App and web page records
• • •

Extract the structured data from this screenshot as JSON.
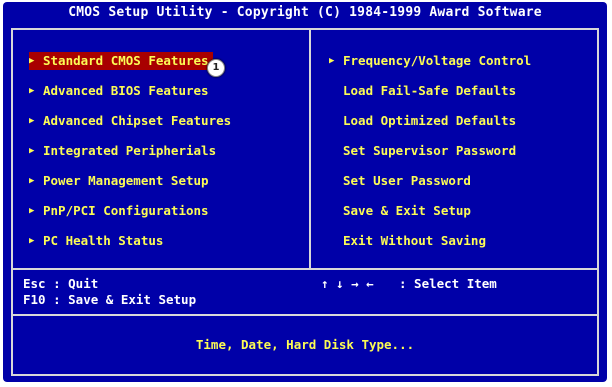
{
  "title": "CMOS Setup Utility - Copyright (C) 1984-1999 Award Software",
  "left_menu": [
    {
      "label": "Standard CMOS Features",
      "selected": true
    },
    {
      "label": "Advanced BIOS Features"
    },
    {
      "label": "Advanced Chipset Features"
    },
    {
      "label": "Integrated Peripherials"
    },
    {
      "label": "Power Management Setup"
    },
    {
      "label": "PnP/PCI Configurations"
    },
    {
      "label": "PC Health Status"
    }
  ],
  "right_menu": [
    {
      "label": "Frequency/Voltage Control",
      "has_arrow": true
    },
    {
      "label": "Load Fail-Safe Defaults"
    },
    {
      "label": "Load Optimized Defaults"
    },
    {
      "label": "Set Supervisor Password"
    },
    {
      "label": "Set User Password"
    },
    {
      "label": "Save & Exit Setup"
    },
    {
      "label": "Exit Without Saving"
    }
  ],
  "badge": "1",
  "help": {
    "esc_line": "Esc : Quit",
    "f10_line": "F10 : Save & Exit Setup",
    "arrows": "↑ ↓ → ←",
    "select_item": ": Select Item"
  },
  "status_text": "Time, Date, Hard Disk Type...",
  "colors": {
    "background": "#0000a8",
    "menu_text": "#fcfc54",
    "selected_bg": "#a80000",
    "help_text": "#ffffff",
    "border": "#d8d8d8"
  }
}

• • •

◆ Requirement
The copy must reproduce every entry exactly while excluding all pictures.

◆ Exercise response
Extract the structured data from this screenshot as JSON.
{
  "title": "CMOS Setup Utility - Copyright (C) 1984-1999 Award Software",
  "left_menu": [
    {
      "label": "Standard CMOS Features",
      "selected": true
    },
    {
      "label": "Advanced BIOS Features"
    },
    {
      "label": "Advanced Chipset Features"
    },
    {
      "label": "Integrated Peripherials"
    },
    {
      "label": "Power Management Setup"
    },
    {
      "label": "PnP/PCI Configurations"
    },
    {
      "label": "PC Health Status"
    }
  ],
  "right_menu": [
    {
      "label": "Frequency/Voltage Control",
      "has_arrow": true
    },
    {
      "label": "Load Fail-Safe Defaults"
    },
    {
      "label": "Load Optimized Defaults"
    },
    {
      "label": "Set Supervisor Password"
    },
    {
      "label": "Set User Password"
    },
    {
      "label": "Save & Exit Setup"
    },
    {
      "label": "Exit Without Saving"
    }
  ],
  "badge": "1",
  "help": {
    "esc_line": "Esc : Quit",
    "f10_line": "F10 : Save & Exit Setup",
    "arrows": "↑ ↓ → ←",
    "select_item": ": Select Item"
  },
  "status_text": "Time, Date, Hard Disk Type...",
  "colors": {
    "background": "#0000a8",
    "menu_text": "#fcfc54",
    "selected_bg": "#a80000",
    "help_text": "#ffffff",
    "border": "#d8d8d8"
  }
}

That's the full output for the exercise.